“The Good Place” stars Jameela Jamil and Kristen Bell may have had underlying disagreements that the comedy’s fans didn’t know about. As it turns out, the two don’t follow each other on Twitter or Instagram (via Oh No They Didn’t). This comes as a big surprise given how closely the two worked together for several years between filming, public appearances, and any other obligations they fulfilled for “The Good Place.” It’s unclear if they followed each other at one point and unfollowed later, or if they never followed each other to begin with.

Interestingly, Jameela Jamil supported Kristen Bell in 2019 when she lost at the Golden Globes (via Showbiz Cheat Sheet). It appeared the two were friends, with Jamil saying she was “furious” the Golden Globe didn’t go to Bell. If they were friends at this point, it was 2020 — the year that rocked the entire world — that separated them.

Here's how politics affected the two actors

In 2020, Bell published a children’s book titled “The World Needs More Purple People,” the message of which was that people should look past each others’ race and instead look for similarities to which they can connect (via USA Today). This book was released in the same year as George Floyd’s murder, which catapulted the Black Lives Matter (BLM) movement further into the national consciousness and conversation.

Bell’s book essentially works to erase race from the conversation, which is the exact opposite notion of what the country was experiencing with accounts of Black deaths at the hands of police. Fans of Jamil and “The Good Place” noticed that Jamil liked a tweet about Bell’s book that read, “I see the term ‘I don’t care if you’re purple’ quite literally made it to book form” (via Oh No They Didn’t).

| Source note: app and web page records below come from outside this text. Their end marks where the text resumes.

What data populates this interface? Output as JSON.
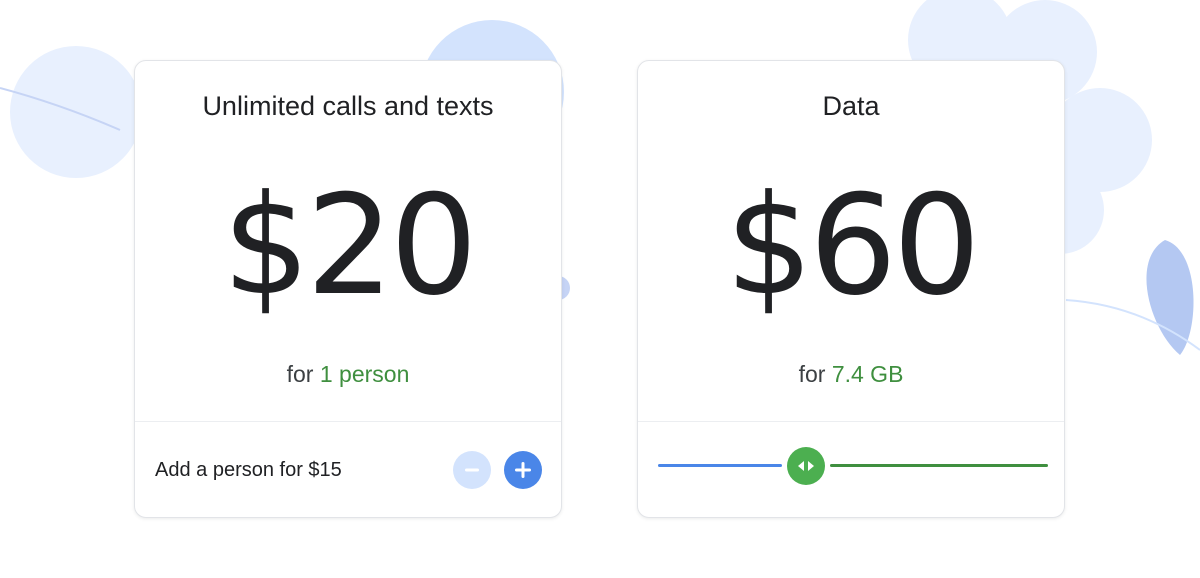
{
  "colors": {
    "accent_green": "#3f8f3f",
    "accent_blue": "#4a86e8",
    "light_blue": "#d3e3fd",
    "decor_blue": "#e8f0fe"
  },
  "calls_card": {
    "title": "Unlimited calls and texts",
    "price": "$20",
    "sub_prefix": "for",
    "sub_value": "1 person",
    "add_label": "Add a person for $15",
    "minus_icon": "minus-icon",
    "plus_icon": "plus-icon"
  },
  "data_card": {
    "title": "Data",
    "price": "$60",
    "sub_prefix": "for",
    "sub_value": "7.4 GB",
    "slider_fraction": 0.38,
    "slider_icon": "left-right-arrows-icon"
  }
}
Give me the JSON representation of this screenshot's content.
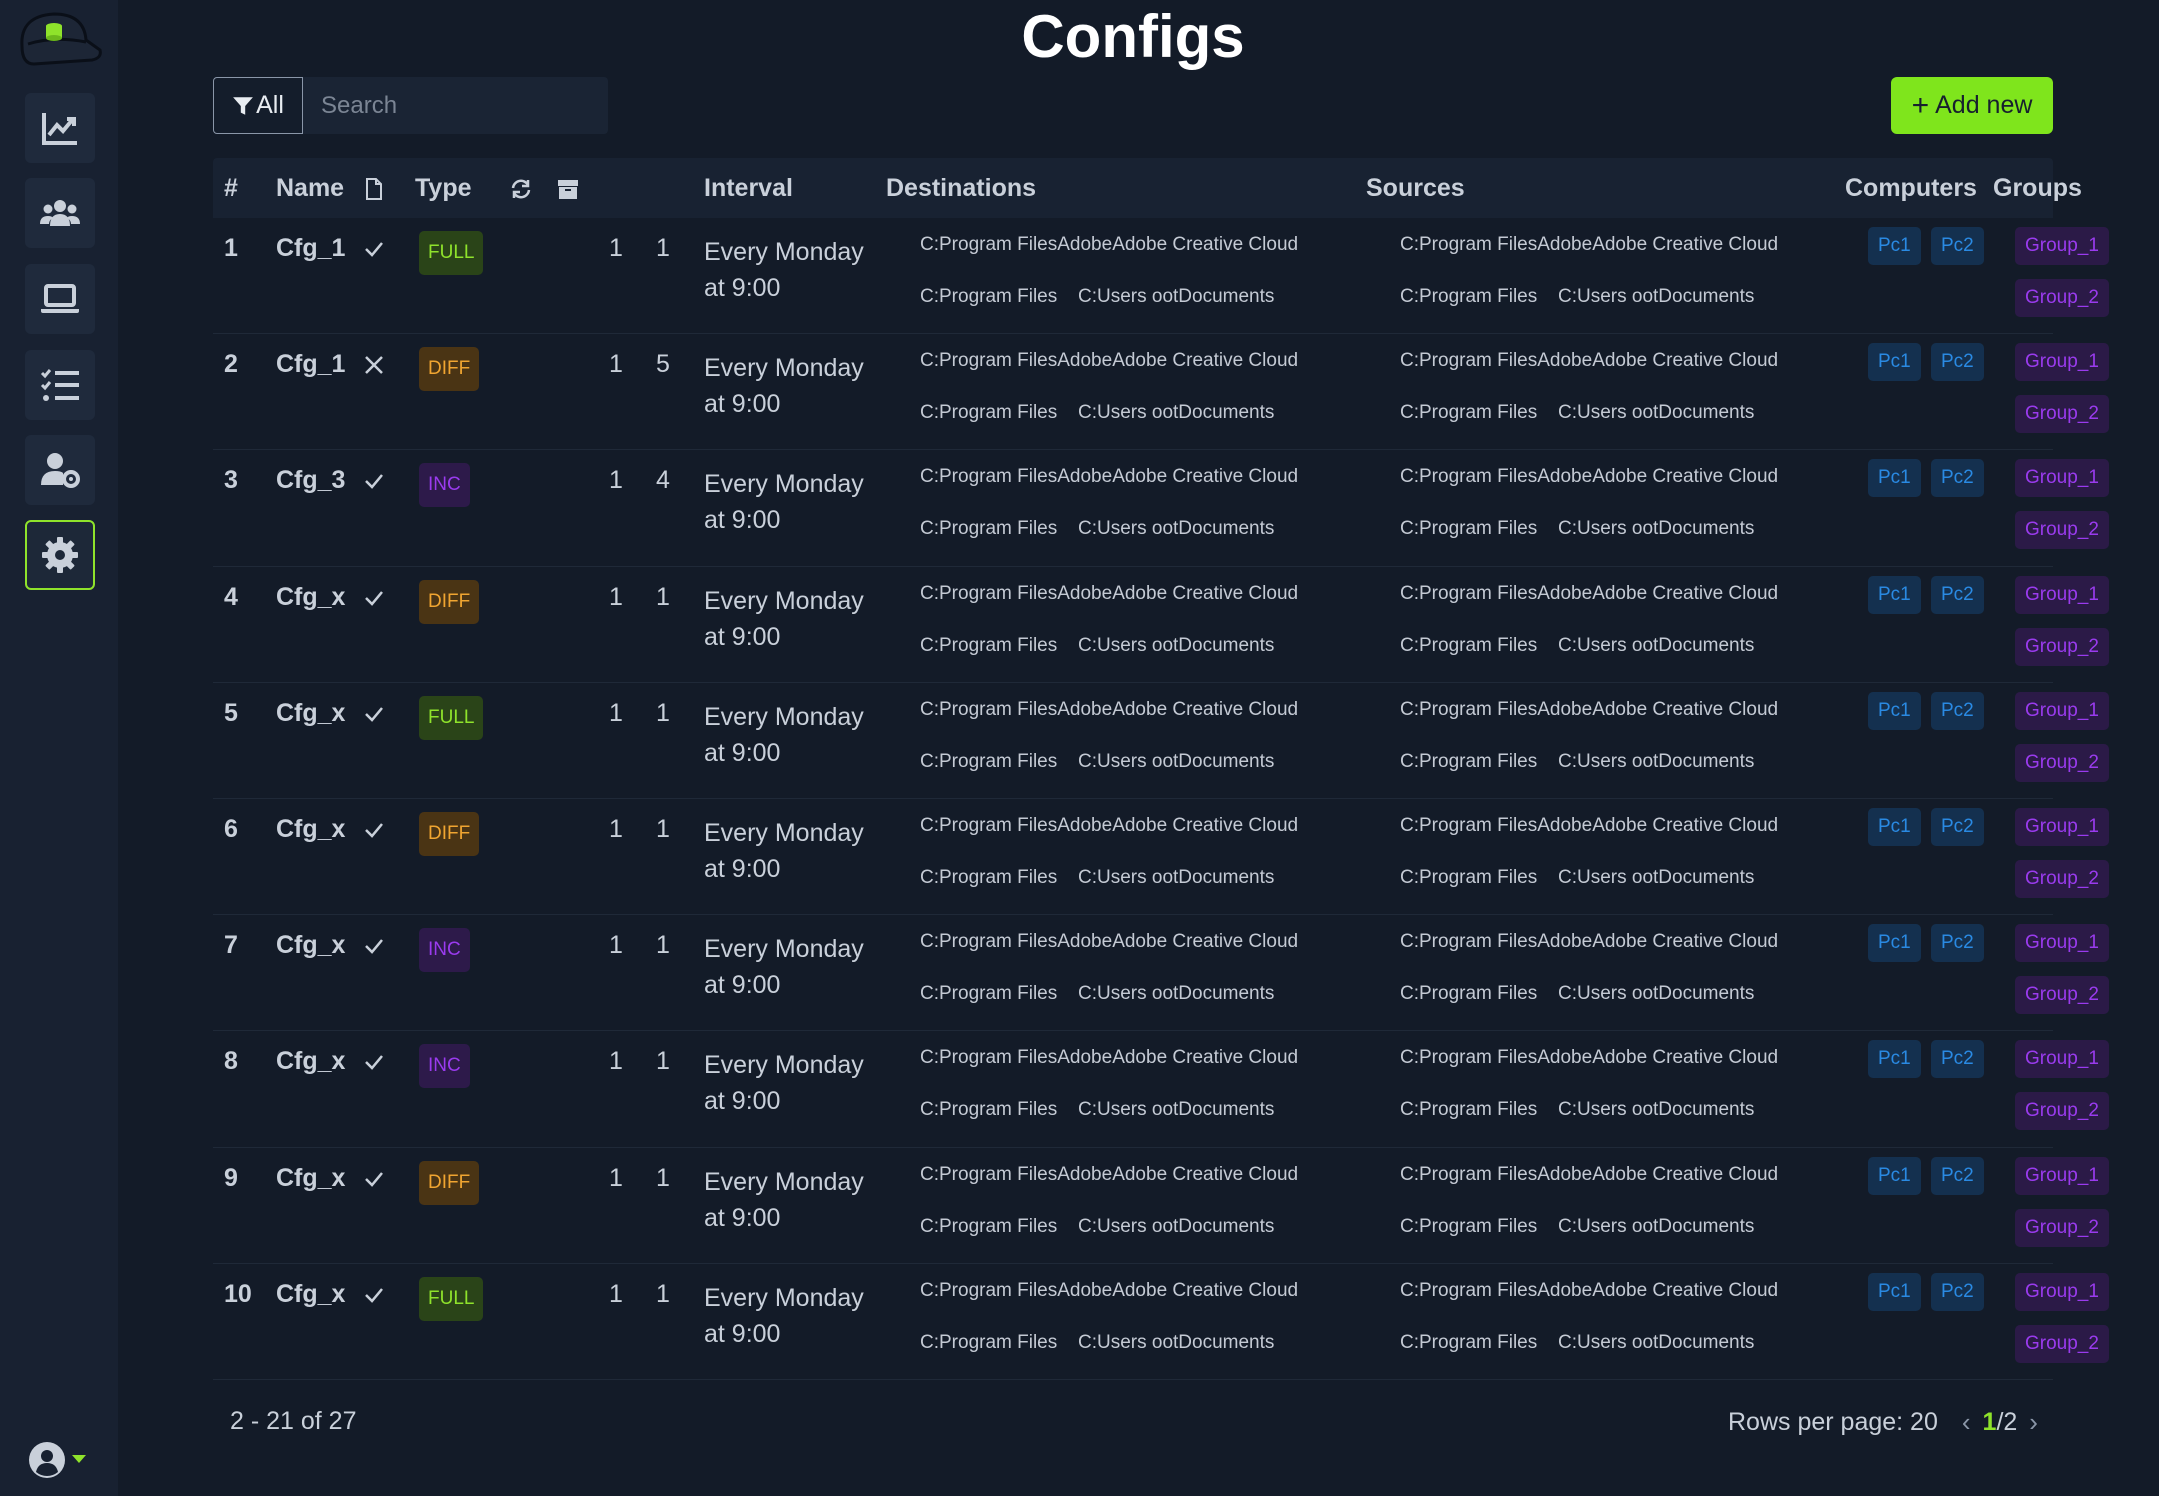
{
  "page": {
    "title": "Configs"
  },
  "toolbar": {
    "filter_label": "All",
    "search_placeholder": "Search",
    "add_label": "Add new"
  },
  "table": {
    "columns": {
      "num": "#",
      "name": "Name",
      "type": "Type",
      "interval": "Interval",
      "destinations": "Destinations",
      "sources": "Sources",
      "computers": "Computers",
      "groups": "Groups"
    },
    "rows": [
      {
        "num": "1",
        "name": "Cfg_1",
        "enabled": true,
        "type": "FULL",
        "retries": "1",
        "keep": "1",
        "interval": "Every Monday at 9:00"
      },
      {
        "num": "2",
        "name": "Cfg_1",
        "enabled": false,
        "type": "DIFF",
        "retries": "1",
        "keep": "5",
        "interval": "Every Monday at 9:00"
      },
      {
        "num": "3",
        "name": "Cfg_3",
        "enabled": true,
        "type": "INC",
        "retries": "1",
        "keep": "4",
        "interval": "Every Monday at 9:00"
      },
      {
        "num": "4",
        "name": "Cfg_x",
        "enabled": true,
        "type": "DIFF",
        "retries": "1",
        "keep": "1",
        "interval": "Every Monday at 9:00"
      },
      {
        "num": "5",
        "name": "Cfg_x",
        "enabled": true,
        "type": "FULL",
        "retries": "1",
        "keep": "1",
        "interval": "Every Monday at 9:00"
      },
      {
        "num": "6",
        "name": "Cfg_x",
        "enabled": true,
        "type": "DIFF",
        "retries": "1",
        "keep": "1",
        "interval": "Every Monday at 9:00"
      },
      {
        "num": "7",
        "name": "Cfg_x",
        "enabled": true,
        "type": "INC",
        "retries": "1",
        "keep": "1",
        "interval": "Every Monday at 9:00"
      },
      {
        "num": "8",
        "name": "Cfg_x",
        "enabled": true,
        "type": "INC",
        "retries": "1",
        "keep": "1",
        "interval": "Every Monday at 9:00"
      },
      {
        "num": "9",
        "name": "Cfg_x",
        "enabled": true,
        "type": "DIFF",
        "retries": "1",
        "keep": "1",
        "interval": "Every Monday at 9:00"
      },
      {
        "num": "10",
        "name": "Cfg_x",
        "enabled": true,
        "type": "FULL",
        "retries": "1",
        "keep": "1",
        "interval": "Every Monday at 9:00"
      }
    ],
    "paths": [
      "C:Program FilesAdobeAdobe Creative Cloud",
      "C:Program Files",
      "C:Users ootDocuments"
    ],
    "computers": [
      "Pc1",
      "Pc2"
    ],
    "groups": [
      "Group_1",
      "Group_2"
    ]
  },
  "footer": {
    "count": "2 - 21 of 27",
    "rows_per_page": "Rows per page: 20",
    "page_current": "1",
    "page_total": "/2"
  },
  "colors": {
    "accent": "#8fe32b",
    "full": "#8fe32b",
    "diff": "#f0a531",
    "inc": "#9a3bee",
    "computer": "#2a8ae3"
  },
  "icons": {
    "nav": [
      "chart-line-icon",
      "users-icon",
      "laptop-icon",
      "tasks-icon",
      "user-cog-icon",
      "gear-icon"
    ]
  }
}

This phrase has been used to dismiss others’ races, so Bell’s book centering on this color and idea — and at the time of its release no less — contributed to colorblind mentality. Because of this, if there was one thing that severed the connection between these two actors, it was perhaps a political divide in 2020. Jamil, a woman of color herself, has been vocally supportive of the BLM movement, and while Bell has been too at times, Bell’s book spreads a different message to a massive audience. Jamil didn’t support the book and may have consequently lost respect for Bell upon its release.

Source: Read Full Article